Wednesday, January 5, 2011
I got the news last night by e-mail. That makes five HMs in eight straight quarters of entering. Sometimes I look at that tally proudly because only the top 10 percent of stories each quarter earn the HM distinction. Sometimes I look at it and want to pull my hair out because, no matter what I do, I can't seem to break into the semi-finalist or finalist catagories.
And then, a couple of days ago, a Q&A was posted at the WotF forum with Kristine Kathryn Rusch, who was asked what a chronic HMer could do to move up to the next level. Her answer: You can't. She says once you're writing HM stories, you're good. You're just not to the presiding judge's taste. Which makes me wonder whether my writing style and Kathy Wentworth's tastes are simply, in a word, incompatible.
If that's the case, I will continue to enter ever quarter like clockwork. The benefits of winning are too good not to try, and one of these days, I might get lucky. Or I might pro-out first. You never know.
Monday, January 3, 2011
Here are (in no particular order) my top 10 songs to run to:
SexyBack, Justin Timberlake
Girlfriend, Avril Lavigne
Lose Yourself, Eminem
Telephone, Lady Gaga
Stronger, Kanye West
Hey Ya!, OutKast
Single Ladies, Beyonce
Forget You, Cee-Lo Green
Dynamite, Taio Cruz
California Girls, Katy Perry
Sunday, January 2, 2011
-- When in college, I was required for a humanities course to read Virginia Woolf's "A Room of One's Own," her collection of essays about women and writing.
-- My second post is up today at Flash Fiction Chronicles.
-- I found out in an unusual way today that I had broken my two-quarter streak of rejections in the Writers of the Future contest.
-- I have a post up today at Flash Fiction Chronicles about the benefit writers can derive from a rejection.
-- I'm at the point in my WIP in which the good guy and the bad guy are about to face off, one on one, in a fight to the death.
-- I dug into the 2010 edition of "The Year's Best Science Fiction" anthology last night and came across a story I had critiqued almost two years ago.
-- About two years ago at the WorldCon in Denver, I watched a panel in which one of the writers (I don't remember who) was asked which of his stories/novels was his favorite.
-- Last night, I finished watching the BBC miniseries "Casanova," which was also broadcast by Masterpiece Theatre four years ago and is handily available on DVD at my local library.
-- This is a new and interesting (and exciting and stressful) experience for me:
-- This is amazing: Two weeks after receiving word of my acceptance into "Six Guns Straight From Hell," the anthology is available for purchase on Amazon.
-- Some happy news I received on Thanksgiving Day: My science fiction romance story "Grounded" will appear in the February issue of the magazine Sounds of the Night.
-- I'm happy to share the news of another sale.
Things I noticed after reading the list: I am big on pushing my publications (of which most came at the start and end of the year) and I also seem quite fond of colons.
Saturday, January 1, 2011
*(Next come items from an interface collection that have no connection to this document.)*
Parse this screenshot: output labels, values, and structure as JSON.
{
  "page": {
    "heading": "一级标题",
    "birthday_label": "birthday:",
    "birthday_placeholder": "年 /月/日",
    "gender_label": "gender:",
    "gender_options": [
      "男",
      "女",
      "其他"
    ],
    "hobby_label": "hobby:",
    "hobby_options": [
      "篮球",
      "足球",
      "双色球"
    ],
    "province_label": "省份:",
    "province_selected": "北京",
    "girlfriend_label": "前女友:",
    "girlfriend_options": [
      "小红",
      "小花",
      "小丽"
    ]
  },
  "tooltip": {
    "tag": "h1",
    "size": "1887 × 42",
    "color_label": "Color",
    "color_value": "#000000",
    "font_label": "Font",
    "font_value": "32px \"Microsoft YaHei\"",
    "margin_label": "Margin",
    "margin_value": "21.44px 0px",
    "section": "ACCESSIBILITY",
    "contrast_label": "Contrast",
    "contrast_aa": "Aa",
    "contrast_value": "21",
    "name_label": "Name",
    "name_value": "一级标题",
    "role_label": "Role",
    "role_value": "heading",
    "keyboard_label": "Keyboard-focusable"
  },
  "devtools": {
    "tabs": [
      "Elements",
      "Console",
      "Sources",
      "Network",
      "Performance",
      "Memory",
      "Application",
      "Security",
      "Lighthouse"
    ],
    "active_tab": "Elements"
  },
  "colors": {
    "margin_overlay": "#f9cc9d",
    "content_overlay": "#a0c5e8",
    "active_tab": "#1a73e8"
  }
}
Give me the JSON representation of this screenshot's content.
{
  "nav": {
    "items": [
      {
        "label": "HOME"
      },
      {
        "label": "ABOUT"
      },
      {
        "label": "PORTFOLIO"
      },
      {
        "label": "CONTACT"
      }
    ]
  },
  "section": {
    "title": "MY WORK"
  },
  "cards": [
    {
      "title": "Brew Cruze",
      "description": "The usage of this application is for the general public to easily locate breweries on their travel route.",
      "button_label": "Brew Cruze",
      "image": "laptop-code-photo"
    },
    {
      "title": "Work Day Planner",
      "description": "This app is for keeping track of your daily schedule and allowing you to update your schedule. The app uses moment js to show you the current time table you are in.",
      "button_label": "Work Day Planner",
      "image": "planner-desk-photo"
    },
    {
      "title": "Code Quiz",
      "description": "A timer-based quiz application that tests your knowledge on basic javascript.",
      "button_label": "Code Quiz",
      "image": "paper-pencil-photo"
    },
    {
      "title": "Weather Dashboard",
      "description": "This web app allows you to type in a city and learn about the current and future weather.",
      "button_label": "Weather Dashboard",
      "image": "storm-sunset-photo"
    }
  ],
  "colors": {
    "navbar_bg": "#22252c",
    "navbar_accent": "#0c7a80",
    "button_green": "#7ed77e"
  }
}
1. Write more. Last year, I wrote about 45,000 words and finished seven stories. This year, the goal is to beat that. I intend to write at least two stories every three months: one for Writers of the Future and at least one for other markets.
2. Submit more. Last year's stat was 20 submissions, so this year I need to do more. I also intend to start submitting more to the professional markets; I'll never make a professional sale if I don't send them my stories.
3. Read outside my comfort genres. The majority of my reading is in the science fiction and fantasy genres, with a sprinkling of romance thrown in once in a while. I need to branch out and read other things: classics, mysteries, thriller, literary.
4. And in a non-writing goal, I resolve to stay in shape. Not get in shape because I've been running two or three times a week since September. My resolution here is to continue with the running. It's good for the body and good for the sanity, too.